Lesson 1: Happy Deal?
Currency exchange rates are used to convert the price of a Big Mac™
in different countries around the world into US dollars to compare purchase
prices. Percentages are also used to determine the amount of daily income
needed in each country to purchase a Big Mac™.
Lesson 2: Vacation Vexation
Exchange rates are used to help plan an international vacation to Mexico.
Students discover how the appreciation or depreciation of a country’s
currency can affect the price of goods and services.
Lesson 3: Baby-Sitting Wages and Movie Prices
Data-analysis is used to compare baby-sitting wages with the price of movie
tickets since 1945, providing a foundation for future lessons on inflation
and its impact on purchasing power.
Lesson 4: Constructing and Using a Consumer Price Index
Percentages are used to help students create and analyze a Consumer Price
Index and learn how it is used to compare incomes and prices of goods and
Lesson 5: Why is Everyone so Crazy About Cell Phones?
Ratios and proportions are used to introduce students to the benefits of competition
by comparing cell phone service rates.
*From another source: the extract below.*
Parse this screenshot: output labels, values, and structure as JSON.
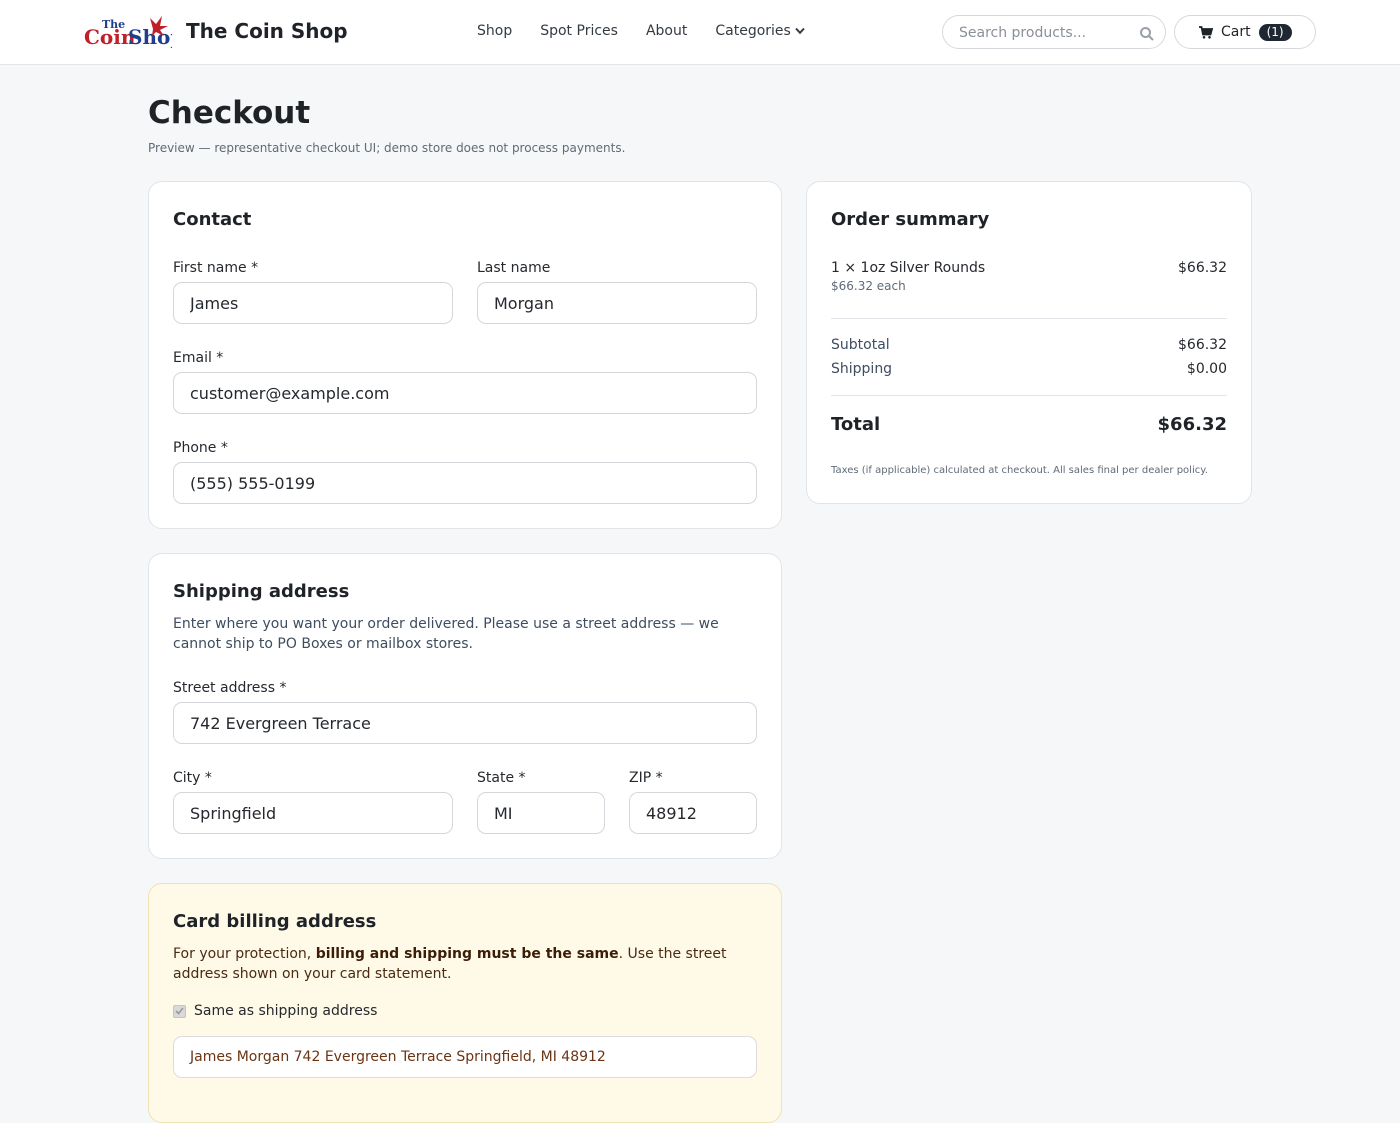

Students analyze various rate plans
and play the role of a service provider to work out their own service plan
to sell to customers.
Lesson 6: How Much is that Bike?
Fractions of unequal size are compared using percentages as a method for teaching
students how to calculate simple interest. Students are also introduced to
the idea of buying on credit and the additional costs and benefits of borrowing
Lesson 7: Which Pet is Right for You?
Decision-making exercises are used along with other mathematic skills to create
a weighting system that helps students select a particular type of pet.
Lesson 8: Could You Earn a Million Dollars?
Students use their math skills to explore the relationship between earnings
and education. This lesson also serves to reinforce the connection between
education and future earnings.
Lesson 9: Deserted Island
Charting and data analysis are used to introduce students to the concept that
not all skills are valued equally in the marketplace. Students generate data
on the value of skills through a bidding activity where they are given a budget
and asked to purchase the skills one would need to survive on a deserted island.
Lesson 10: Where Does the Price of Pizza Come From? Part 1
Using plot points and equations, students complete a series of activities
that represent supply and demand curves to help them discover how prices are
determined. Students also compare and contrast linear equations and combine
supply and demand curves to find the intersection point to determine the market
price of goods.
Lesson 11: Where Does the Price of Pizza Come From? Part 2
Students graphically solve systems of linear equation to examine changes within
the market for pizza and discover how prices are determined as they apply
the concepts of supply, demand, and equilibrium.
Lesson 12: Charting a Budget
Students construct pie-charts to show the distribution of expenses, learn
about payroll deductions and determine their effect on spending, and learn
how the government uses tax revenue to pay for goods and services. Students
also construct a graph to represent the federal government’s budget
of projected income and expenses for the current year.